Time flew and before we knew it the game started turning into… well, a game. It wasn’t playable from start to finish, but the prologue, the first act, and a large part of the second act were implemented and fully playable. It was now, when we finally had implemented all those things we had thought out so cleverly long ago, when we started realizing how much of it didn’t make sense. Sometimes testing is the only way to really see how great/ungreat something is. So, autumn saw a lot of fairly vast changes to the script. A major character was cut out, a large chunk of puzzles were removed entirely, and several locations in the game were moved about, or worse, deleted. This whole process was very painful and in many ways it all of a sudden felt like we were moving backwards.

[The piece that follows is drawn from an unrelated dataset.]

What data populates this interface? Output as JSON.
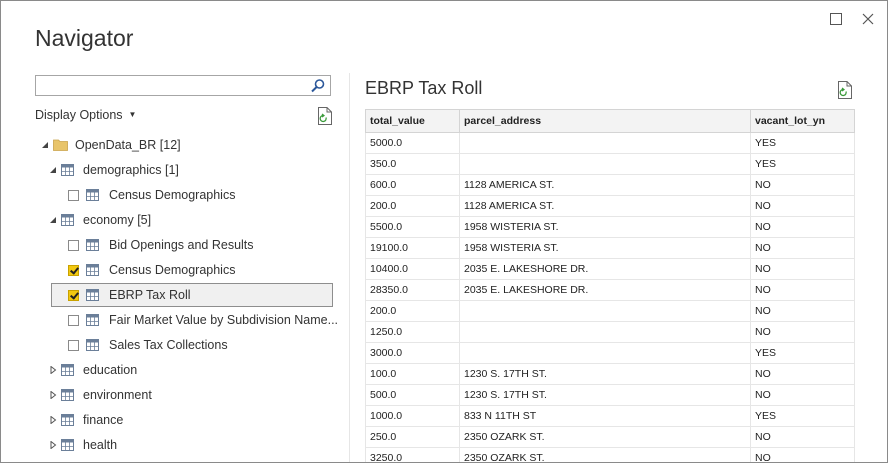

Money was increasingly becoming an issue that we needed to focus on and lucky as we were, we were approached by fellow Gothenburg game studio Free Lunch Design who asked if we could do some work for hire for them on their current project, comic conquest. This was perfect timing for us, so Mathias jumped on board and helped them out for over a few months time, and brought in some money that way.
Unfortunately that meant nearly three months without Mathias on the project, which definitely slowed down the implementation-part of things. So, me and Henrik decided to focus on the cutscenes rather than the actual game itself for a while. This turned out to be a very, very good thing. Focusing on the cutscenes meant that we really had to start analyzing the plot and flow of the game, which lead to quite a lot more radical changes which would have been immensely hard to make if production on the actual implementation of the game had come any further.
Mathias prepares a super secret beer & coffee x-mas present for free lunch design.
Once the cutscene storyboards were all finalized everything around them started falling into place at a very rapid rate. Even though I’m proud to say that the storytelling this time around is more in the game than in the movies, the movies do form some kind of base. Pillars, if you will, that make the rest of the game easier to write, once they’re all in place.
Once Mathias returned we finally got our loan secured, and also we found out that we had quite a lot of taxes to get back, so we didn’t have to borrow quite as much money as we first feared. So the monetary situation was all of a sudden a lot nicer. From then on it’s been rocketspeed development 110%.
The game is now fully playable from start to finish. It’s still very rough around the edges and the cinematics are still nothing but animated storyboards. We’re missing a gigantic amount of polish. Less than half the speech has been recorded, there’s still loads of feedback missing, but the whole game is there and feels absolutely awesome.
One of the biggest challenges, one of the reasons that we’ve rewritten such large parts of the game so many times, was the fact that we this time around wanted to make the player feel more involved in pushing the plot forward. This was something we really felt we wanted to improve on from TJD1, and something I proudly can say we have finally succeeded with. It took forever, but we nailed it.
So, yet again the new year begins with an awesome feeling of optimism and high momentum! And this time we’re taking a break from the globetrotting and focusing 100% on development.